“France needs to carefully revise and transform its system”

Ms. Devandas also noted that autistic people and those with psychosocial disabilities are systematically hospitalized or receive psychiatric treatment without consent.

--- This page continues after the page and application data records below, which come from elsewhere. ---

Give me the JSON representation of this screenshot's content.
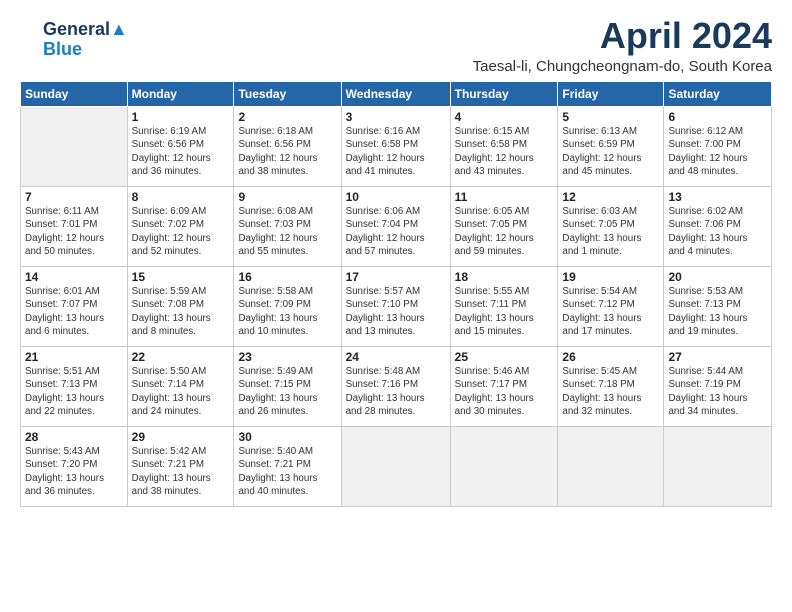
{
  "logo": {
    "line1": "General",
    "line2": "Blue"
  },
  "title": "April 2024",
  "location": "Taesal-li, Chungcheongnam-do, South Korea",
  "days_of_week": [
    "Sunday",
    "Monday",
    "Tuesday",
    "Wednesday",
    "Thursday",
    "Friday",
    "Saturday"
  ],
  "weeks": [
    [
      {
        "day": "",
        "empty": true
      },
      {
        "day": "1",
        "info": "Sunrise: 6:19 AM\nSunset: 6:56 PM\nDaylight: 12 hours\nand 36 minutes."
      },
      {
        "day": "2",
        "info": "Sunrise: 6:18 AM\nSunset: 6:56 PM\nDaylight: 12 hours\nand 38 minutes."
      },
      {
        "day": "3",
        "info": "Sunrise: 6:16 AM\nSunset: 6:58 PM\nDaylight: 12 hours\nand 41 minutes."
      },
      {
        "day": "4",
        "info": "Sunrise: 6:15 AM\nSunset: 6:58 PM\nDaylight: 12 hours\nand 43 minutes."
      },
      {
        "day": "5",
        "info": "Sunrise: 6:13 AM\nSunset: 6:59 PM\nDaylight: 12 hours\nand 45 minutes."
      },
      {
        "day": "6",
        "info": "Sunrise: 6:12 AM\nSunset: 7:00 PM\nDaylight: 12 hours\nand 48 minutes."
      }
    ],
    [
      {
        "day": "7",
        "info": "Sunrise: 6:11 AM\nSunset: 7:01 PM\nDaylight: 12 hours\nand 50 minutes."
      },
      {
        "day": "8",
        "info": "Sunrise: 6:09 AM\nSunset: 7:02 PM\nDaylight: 12 hours\nand 52 minutes."
      },
      {
        "day": "9",
        "info": "Sunrise: 6:08 AM\nSunset: 7:03 PM\nDaylight: 12 hours\nand 55 minutes."
      },
      {
        "day": "10",
        "info": "Sunrise: 6:06 AM\nSunset: 7:04 PM\nDaylight: 12 hours\nand 57 minutes."
      },
      {
        "day": "11",
        "info": "Sunrise: 6:05 AM\nSunset: 7:05 PM\nDaylight: 12 hours\nand 59 minutes."
      },
      {
        "day": "12",
        "info": "Sunrise: 6:03 AM\nSunset: 7:05 PM\nDaylight: 13 hours\nand 1 minute."
      },
      {
        "day": "13",
        "info": "Sunrise: 6:02 AM\nSunset: 7:06 PM\nDaylight: 13 hours\nand 4 minutes."
      }
    ],
    [
      {
        "day": "14",
        "info": "Sunrise: 6:01 AM\nSunset: 7:07 PM\nDaylight: 13 hours\nand 6 minutes."
      },
      {
        "day": "15",
        "info": "Sunrise: 5:59 AM\nSunset: 7:08 PM\nDaylight: 13 hours\nand 8 minutes."
      },
      {
        "day": "16",
        "info": "Sunrise: 5:58 AM\nSunset: 7:09 PM\nDaylight: 13 hours\nand 10 minutes."
      },
      {
        "day": "17",
        "info": "Sunrise: 5:57 AM\nSunset: 7:10 PM\nDaylight: 13 hours\nand 13 minutes."
      },
      {
        "day": "18",
        "info": "Sunrise: 5:55 AM\nSunset: 7:11 PM\nDaylight: 13 hours\nand 15 minutes."
      },
      {
        "day": "19",
        "info": "Sunrise: 5:54 AM\nSunset: 7:12 PM\nDaylight: 13 hours\nand 17 minutes."
      },
      {
        "day": "20",
        "info": "Sunrise: 5:53 AM\nSunset: 7:13 PM\nDaylight: 13 hours\nand 19 minutes."
      }
    ],
    [
      {
        "day": "21",
        "info": "Sunrise: 5:51 AM\nSunset: 7:13 PM\nDaylight: 13 hours\nand 22 minutes."
      },
      {
        "day": "22",
        "info": "Sunrise: 5:50 AM\nSunset: 7:14 PM\nDaylight: 13 hours\nand 24 minutes."
      },
      {
        "day": "23",
        "info": "Sunrise: 5:49 AM\nSunset: 7:15 PM\nDaylight: 13 hours\nand 26 minutes."
      },
      {
        "day": "24",
        "info": "Sunrise: 5:48 AM\nSunset: 7:16 PM\nDaylight: 13 hours\nand 28 minutes."
      },
      {
        "day": "25",
        "info": "Sunrise: 5:46 AM\nSunset: 7:17 PM\nDaylight: 13 hours\nand 30 minutes."
      },
      {
        "day": "26",
        "info": "Sunrise: 5:45 AM\nSunset: 7:18 PM\nDaylight: 13 hours\nand 32 minutes."
      },
      {
        "day": "27",
        "info": "Sunrise: 5:44 AM\nSunset: 7:19 PM\nDaylight: 13 hours\nand 34 minutes."
      }
    ],
    [
      {
        "day": "28",
        "info": "Sunrise: 5:43 AM\nSunset: 7:20 PM\nDaylight: 13 hours\nand 36 minutes."
      },
      {
        "day": "29",
        "info": "Sunrise: 5:42 AM\nSunset: 7:21 PM\nDaylight: 13 hours\nand 38 minutes."
      },
      {
        "day": "30",
        "info": "Sunrise: 5:40 AM\nSunset: 7:21 PM\nDaylight: 13 hours\nand 40 minutes."
      },
      {
        "day": "",
        "empty": true
      },
      {
        "day": "",
        "empty": true
      },
      {
        "day": "",
        "empty": true
      },
      {
        "day": "",
        "empty": true
      }
    ]
  ]
}
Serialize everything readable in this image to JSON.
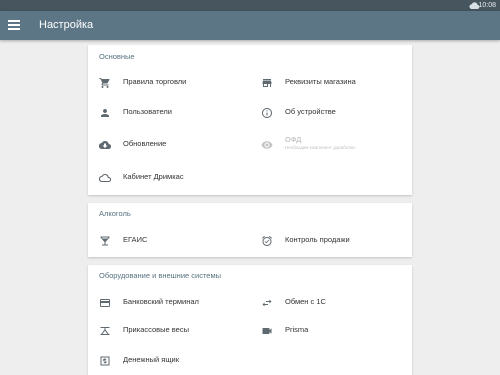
{
  "status_bar": {
    "time": "10:08",
    "icon": "cloud-icon"
  },
  "app_bar": {
    "title": "Настройка",
    "menu_icon": "menu-icon"
  },
  "sections": {
    "basic": {
      "title": "Основные",
      "items": [
        {
          "label": "Правила торговли",
          "icon": "cart-icon"
        },
        {
          "label": "Реквизиты магазина",
          "icon": "store-icon"
        },
        {
          "label": "Пользователи",
          "icon": "person-icon"
        },
        {
          "label": "Об устройстве",
          "icon": "info-icon"
        },
        {
          "label": "Обновление",
          "icon": "cloud-download-icon"
        },
        {
          "label": "ОФД",
          "sub": "Необходим компонент доработки",
          "icon": "eye-icon",
          "disabled": true
        },
        {
          "label": "Кабинет Дримкас",
          "icon": "cloud-outline-icon"
        }
      ]
    },
    "alcohol": {
      "title": "Алкоголь",
      "items": [
        {
          "label": "ЕГАИС",
          "icon": "glass-icon"
        },
        {
          "label": "Контроль продажи",
          "icon": "alarm-clock-icon"
        }
      ]
    },
    "equipment": {
      "title": "Оборудование и внешние системы",
      "items": [
        {
          "label": "Банковский терминал",
          "icon": "credit-card-icon"
        },
        {
          "label": "Обмен с 1С",
          "icon": "swap-icon"
        },
        {
          "label": "Прикассовые весы",
          "icon": "scale-icon"
        },
        {
          "label": "Prisma",
          "icon": "video-camera-icon"
        },
        {
          "label": "Денежный ящик",
          "icon": "cash-drawer-icon"
        }
      ]
    }
  },
  "colors": {
    "status_bar": "#47555f",
    "app_bar": "#5c7685",
    "section_title": "#57727f",
    "icon": "#5f6a70",
    "icon_disabled": "#c2c2c2",
    "background": "#eeeeee"
  }
}
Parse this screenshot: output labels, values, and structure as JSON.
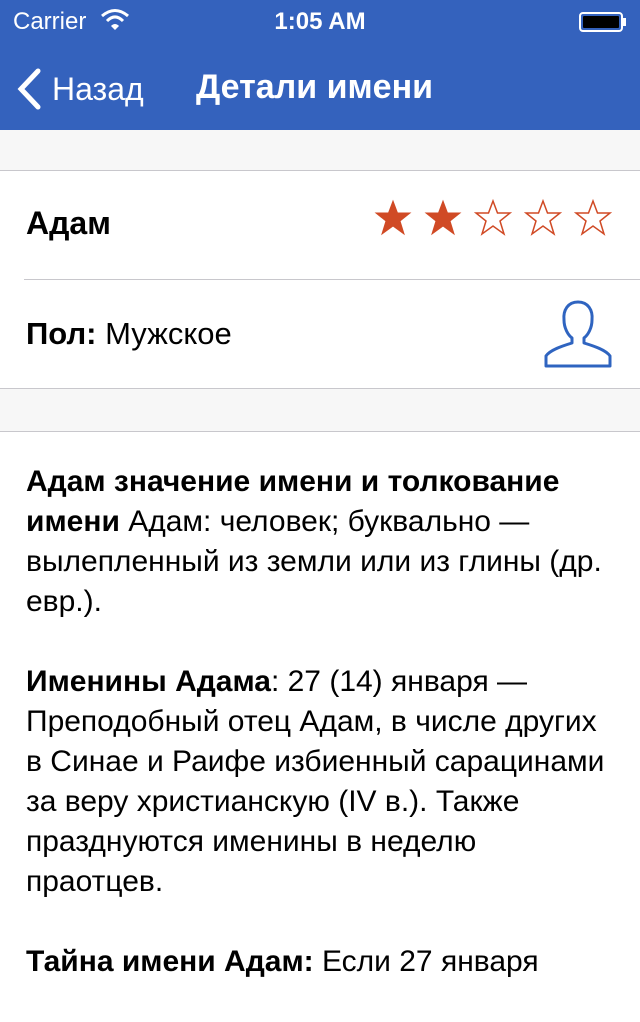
{
  "status_bar": {
    "carrier": "Carrier",
    "time": "1:05 AM"
  },
  "nav": {
    "back_label": "Назад",
    "title": "Детали имени"
  },
  "name": {
    "text": "Адам",
    "rating": 2,
    "max_rating": 5
  },
  "gender": {
    "label": "Пол:",
    "value": "Мужское"
  },
  "paragraphs": [
    {
      "bold": "Адам значение имени и толкование имени",
      "text": " Адам: человек; буквально — вылепленный из земли или из глины (др. евр.)."
    },
    {
      "bold": "Именины Адама",
      "text": ": 27 (14) января — Преподобный отец Адам, в числе других в Синае и Раифе избиенный сарацинами за веру христианскую (IV в.). Также празднуются именины в неделю праотцев."
    },
    {
      "bold": "Тайна имени Адам:",
      "text": " Если 27 января"
    }
  ],
  "colors": {
    "nav_bg": "#3462bd",
    "star_fill": "#d04a25",
    "star_outline": "#d04a25",
    "icon_blue": "#2f64c0"
  },
  "icons": [
    "wifi-icon",
    "battery-icon",
    "back-chevron-icon",
    "star-icon",
    "person-icon"
  ]
}
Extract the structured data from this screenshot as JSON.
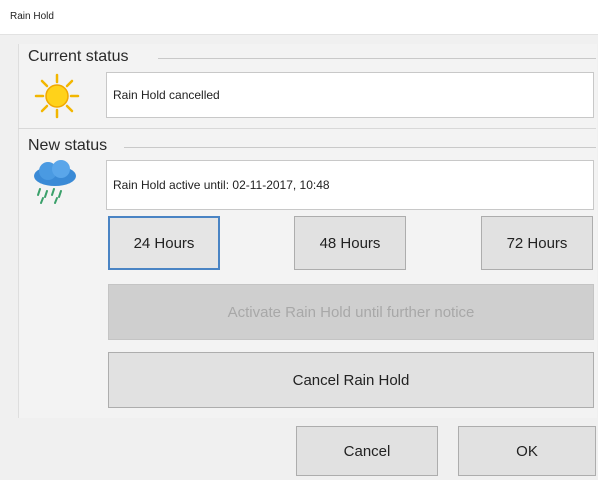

She reminded the government that deprivation of legal capacity and any type of involuntary treatment are contrary to the Convention on the Rights of Persons with Disabilities.

The UN Special Rapporteur will present a report on the main findings of her visit to the UN Human Rights Council in March 2019.


Easy-to-read version

Click on a word which is in bold to read what it means.


France needs to make things equal for people with disabilities  

and to end people having to live in institutions. 

This is what Catalina Devandas has said. 


Catalina Devandas is a United Nations Disability Rights Expert. 

Catalina Devandas visited France in October.  

While she was in France Ms. Devandas was looking at how 

people with disabilities in France live.  

She was looking at things such as  

independent living and legal capacity 


Ms. Devandas said that France uses lots of money 

to try and make things equal for people with disabilities.  

But France does some things for people with disabilities  

in some parts of the country 

and other things in other parts of the country. 

This is bad for people with disabilities. 

People with disabilities should get the same help 

everywhere in France. 


Ms. Devandas also has talked about how bad it is 

that so many French people with disabilities  

are living in institutions 


There are lots of French people with disabilities  

living in institutions in France and in Belgium.  

There are also lots of children with disabilities living in institutions 

Ms. Devandas said that people with disabilities 

need to have the right to live independently and choose  

where they live and who they live with.  

They should also have this right if they have high support needs.  



Ms. Devandas said that the French government needs to  

close down all institutions.

France should try to help people live in the community. 

This includes helping children not have to live in institutions. 


Ms. Devandas also talked about the topic of children with disabilities.  

She said that the French government is trying to make sure  

that children with disabilities learn together at school  

with children without disabilities.  

Even though the government is trying to include children with disabilities 

she said the system still needed to be changed. 

The system still needs to be changed  

because some children with disabilities do not get a good education. 

And some do not get an education at all. 


Ms. Devandas said that France needs to help with equality for everyone 

because equality is something which France says is important.   

She said that France needs to focus on equality  

for people with disabilities.  


Ms. Devandas said that people with disabilities  

cannot be equal under guardianship. 

She also said that people with disabilities 

need full legal capacity to be equal.  


There are lot of people with disabilities in France  

who do not have full legal capacity 


Ms. Devandas also talked about how people with autism  

and other disabilities are often put in hospital. 

In hospital they receive treatment 

even if they do not want this.   

This is not right. 


Ms. Devandas said that when France treats people this way, 

this is against the UN CRPD.   

It is also against the UN CRPD 

when people with disabilities do not get full legal capacity. 


In 2019, Ms. Devandas will present more of what she discovered  

during her visit.